She joined New York Communities for Change, a coalition of working families in low- and moderate-income communities that fights for social and economic justice. They worked with local officials to put pressure on her bank, so she was able to modify her mortgage loan in time to save her house.

Her story, she said, shows that if we join together, we can win against Wall Street.

This column is distributed by Other Words.

More articles by:

Sarah Anderson directs the Global Economy Project at the Institute for Policy Studies.

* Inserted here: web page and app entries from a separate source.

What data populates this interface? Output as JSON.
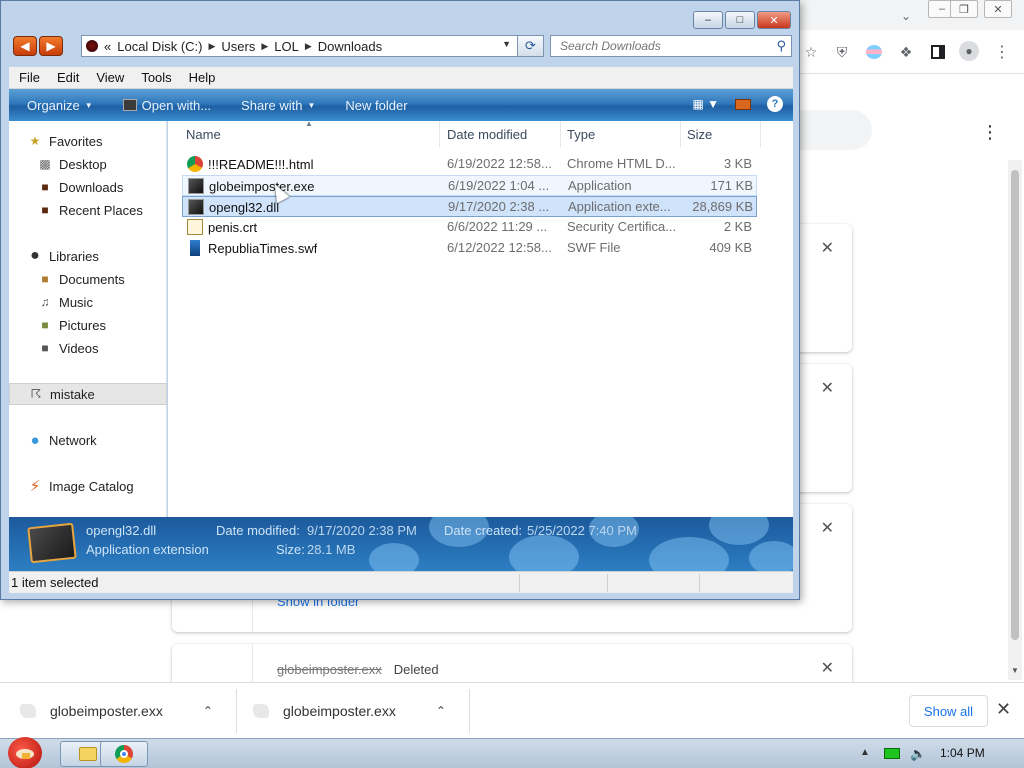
{
  "chrome": {
    "downloads": [
      {
        "name": "globeimposter.exx",
        "status": "Deleted"
      }
    ],
    "show_in_folder": "Show in folder",
    "shelf": [
      {
        "name": "globeimposter.exx"
      },
      {
        "name": "globeimposter.exx"
      }
    ],
    "show_all": "Show all",
    "icons": {
      "ublock": "ublock-origin-icon",
      "extensions": "puzzle-icon",
      "sidepanel": "side-panel-icon",
      "profile": "profile-icon",
      "menu": "kebab-menu-icon"
    },
    "win_controls": [
      "minimize",
      "restore",
      "close"
    ]
  },
  "explorer": {
    "address": {
      "overflow": "«",
      "segments": [
        "Local Disk (C:)",
        "Users",
        "LOL",
        "Downloads"
      ]
    },
    "search_placeholder": "Search Downloads",
    "menu": [
      "File",
      "Edit",
      "View",
      "Tools",
      "Help"
    ],
    "commands": {
      "organize": "Organize",
      "open_with": "Open with...",
      "share_with": "Share with",
      "new_folder": "New folder"
    },
    "nav": {
      "favorites": "Favorites",
      "desktop": "Desktop",
      "downloads": "Downloads",
      "recent": "Recent Places",
      "libraries": "Libraries",
      "documents": "Documents",
      "music": "Music",
      "pictures": "Pictures",
      "videos": "Videos",
      "mistake": "mistake",
      "network": "Network",
      "image_catalog": "Image Catalog"
    },
    "columns": {
      "name": "Name",
      "date": "Date modified",
      "type": "Type",
      "size": "Size"
    },
    "files": [
      {
        "name": "!!!README!!!.html",
        "date": "6/19/2022 12:58...",
        "type": "Chrome HTML D...",
        "size": "3 KB",
        "icon": "chrome-html-icon"
      },
      {
        "name": "globeimposter.exe",
        "date": "6/19/2022 1:04 ...",
        "type": "Application",
        "size": "171 KB",
        "icon": "application-icon"
      },
      {
        "name": "opengl32.dll",
        "date": "9/17/2020 2:38 ...",
        "type": "Application exte...",
        "size": "28,869 KB",
        "icon": "dll-icon"
      },
      {
        "name": "penis.crt",
        "date": "6/6/2022 11:29 ...",
        "type": "Security Certifica...",
        "size": "2 KB",
        "icon": "certificate-icon"
      },
      {
        "name": "RepubliaTimes.swf",
        "date": "6/12/2022 12:58...",
        "type": "SWF File",
        "size": "409 KB",
        "icon": "swf-icon"
      }
    ],
    "details": {
      "name": "opengl32.dll",
      "type": "Application extension",
      "modified_label": "Date modified:",
      "modified_value": "9/17/2020 2:38 PM",
      "created_label": "Date created:",
      "created_value": "5/25/2022 7:40 PM",
      "size_label": "Size:",
      "size_value": "28.1 MB"
    },
    "status": "1 item selected"
  },
  "taskbar": {
    "clock": "1:04 PM"
  }
}
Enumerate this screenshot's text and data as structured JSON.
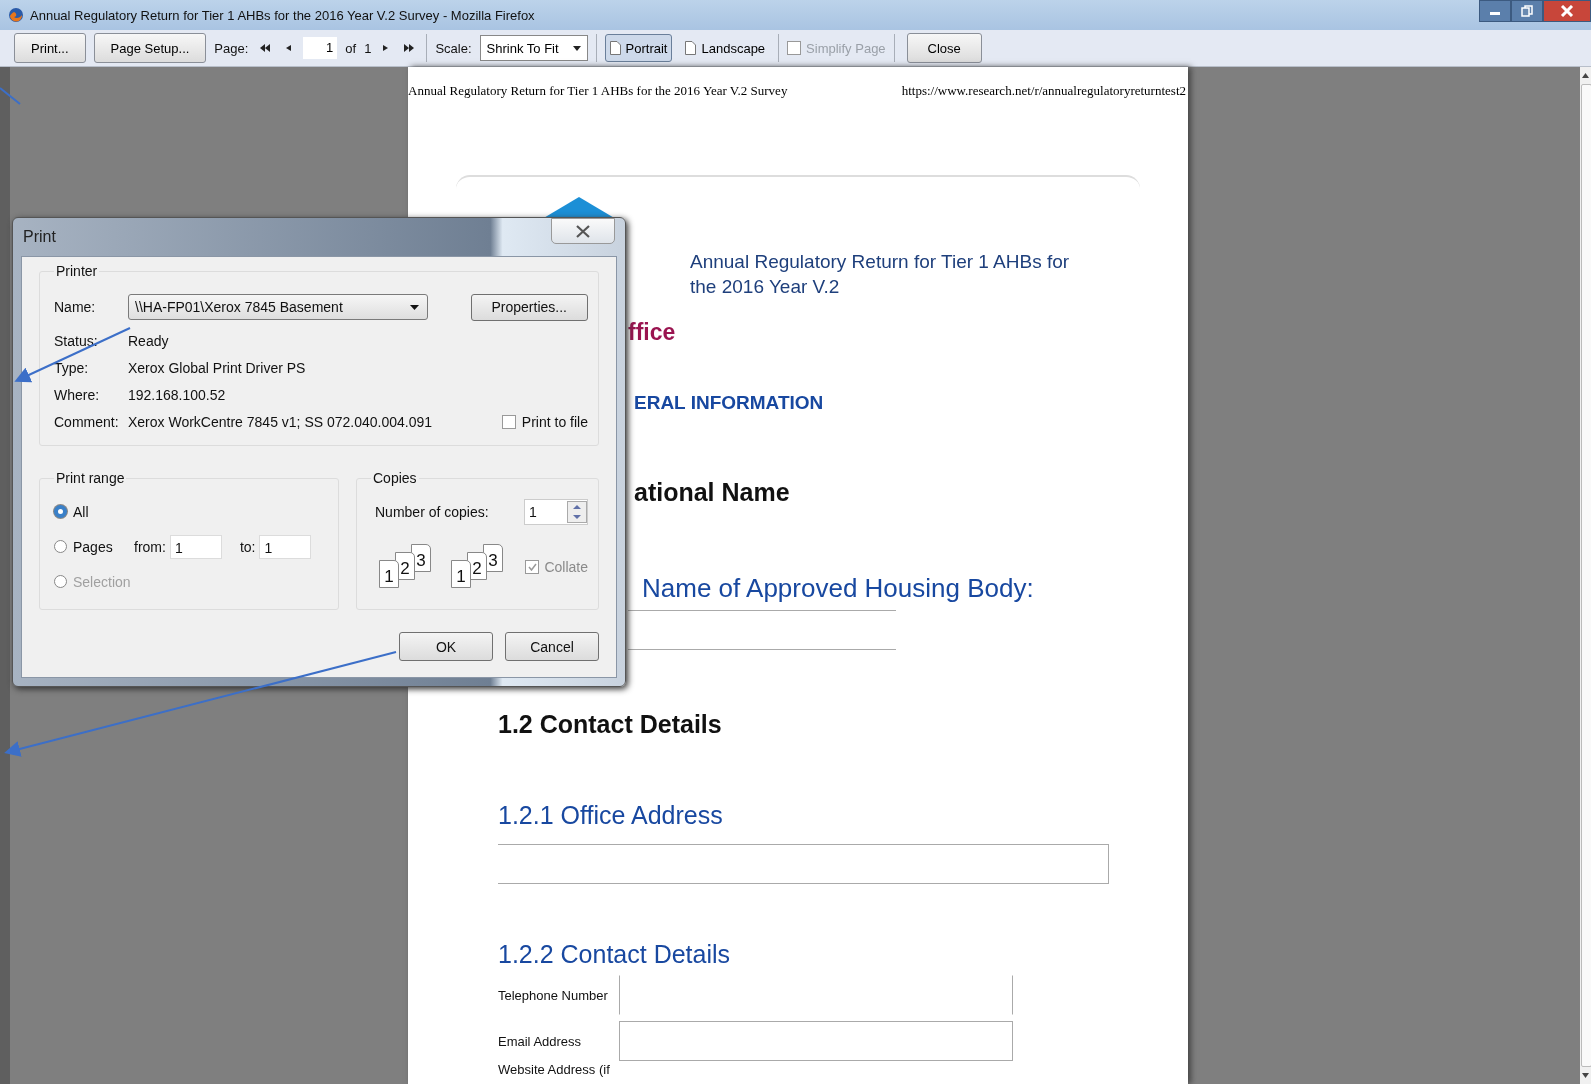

September 25, 2018
Kenneth Surin
Fact-Finding Labour’s “Anti-Semitism” Crisis
Charles Pierson
Destroying Yemen as Humanely as Possible
James Rothenberg
Why Not Socialism?
Patrick Cockburn
How Putin Came Out on Top in Syria
John Grant
“Awesome Uncontrollable Male Passion” Meets Its Match
Guy Horton
Burma: Complicity With Evil?
Steve Stallone
Jujitsu Comms
William Blum
Bombing Libya: the Origins of Europe’s Immigration Crisis
John Feffer
There’s a New Crash Coming
Martha Pskowski
“The Emergency Isn’t Over”: the Homeless Commemorate a Year Since the Mexico City Earthquake
Fred Baumgarten
Ten Ways of Looking at Civility
Dean Baker
The Great Financial Crisis: Bernanke and the Bubble
Binoy Kampmark
Parasitic and Irrelevant: The University Vice Chancellor
September 24, 2018
Jonathan Cook
Hiding in Plain Sight: Why We Cannot See the System Destroying Us
Gary Leupp
All the Good News (Ignored by the Trump-Obsessed Media)
Robert Fisk
I Don’t See How a Palestinian State Can Ever Happen
Barry Brown
Pot as Political Speech
Lara Merling
Puerto Rico’s Colonial Legacy and Its Continuing Economic Troubles
Patrick Cockburn
Iraq’s Prime Ministers Come and Go, But the Stalemate Remains
William Blum
The New Iraq WMD: Russian Interference in US Elections
Julian Vigo
The UK’s Snoopers’ Charter Has Been Dealt a Serious Blow
Joseph Matten
Why Did Global Economic Performance Deteriorate in the 1970s?
Zhivko Illeieff
The Millennial Label: Distinguishing Facts from Fiction
Thomas Hon Wing Polin – Gerry Brown
Xinjiang : The New Great Game
Binoy Kampmark
Casting Kavanaugh: The Trump Supreme Court Drama
Max Wilbert
Blue Angels: the Naked Face of Empire
Weekend Edition
September 21, 2018
Friday - Sunday
Alexandra Isfahani-Hammond
Hurricane Florence and 9.7 Million Pigs
Andrew Levine
Israel’s Anti-Semitism Smear Campaign
Paul Street
Laquan McDonald is Being Tried for His Own Racist Murder
Brad Evans
What Does It Mean to Celebrate International Peace Day?
Nick Pemberton
With or Without Kavanaugh, The United States Is Anti-Choice
Jim Kavanagh
“Taxpayer Money” Threatens Medicare-for-All (And Every Other Social Program)
Jonathan Cook
Palestine: The Testbed for Trump’s Plan to Tear up the Rules-Based International Order
Jeffrey St. Clair
Roaming Charges: the Chickenhawks Have Finally Come Back Home to Roost!
David Rosen
As the Capitalist World Turns: From Empire to Imperialism to Globalization?
Jonah Raskin
Green Capitalism Rears Its Head at Global Climate Action Summit
James Munson
On Climate, the Centrists are the Deplorables
Robert Hunziker
Is Paris 2015 Already Underwater?
Arshad Khan
Will There Ever be Justice for Rohingya Muslims?
Jill Richardson
Why Women Don’t Report Sexual Assault
Dave Clennon
A Victory for Historical Accuracy and the Peace Movement: Not One Emmy for Ken Burns and “The Vietnam War”
W. T. Whitney
US Harasses Cuba Amid Mysterious Circumstances
Nathan Kalman-Lamb
Things That Make Sports Fans Uncomfortable
George Capaccio
Iran: “Snapping Back” Sanctions and the Threat of War
Kenneth Surin
Brexit is Coming, But Which Will It Be?
FacebookTwitterGoogle+RedditEmail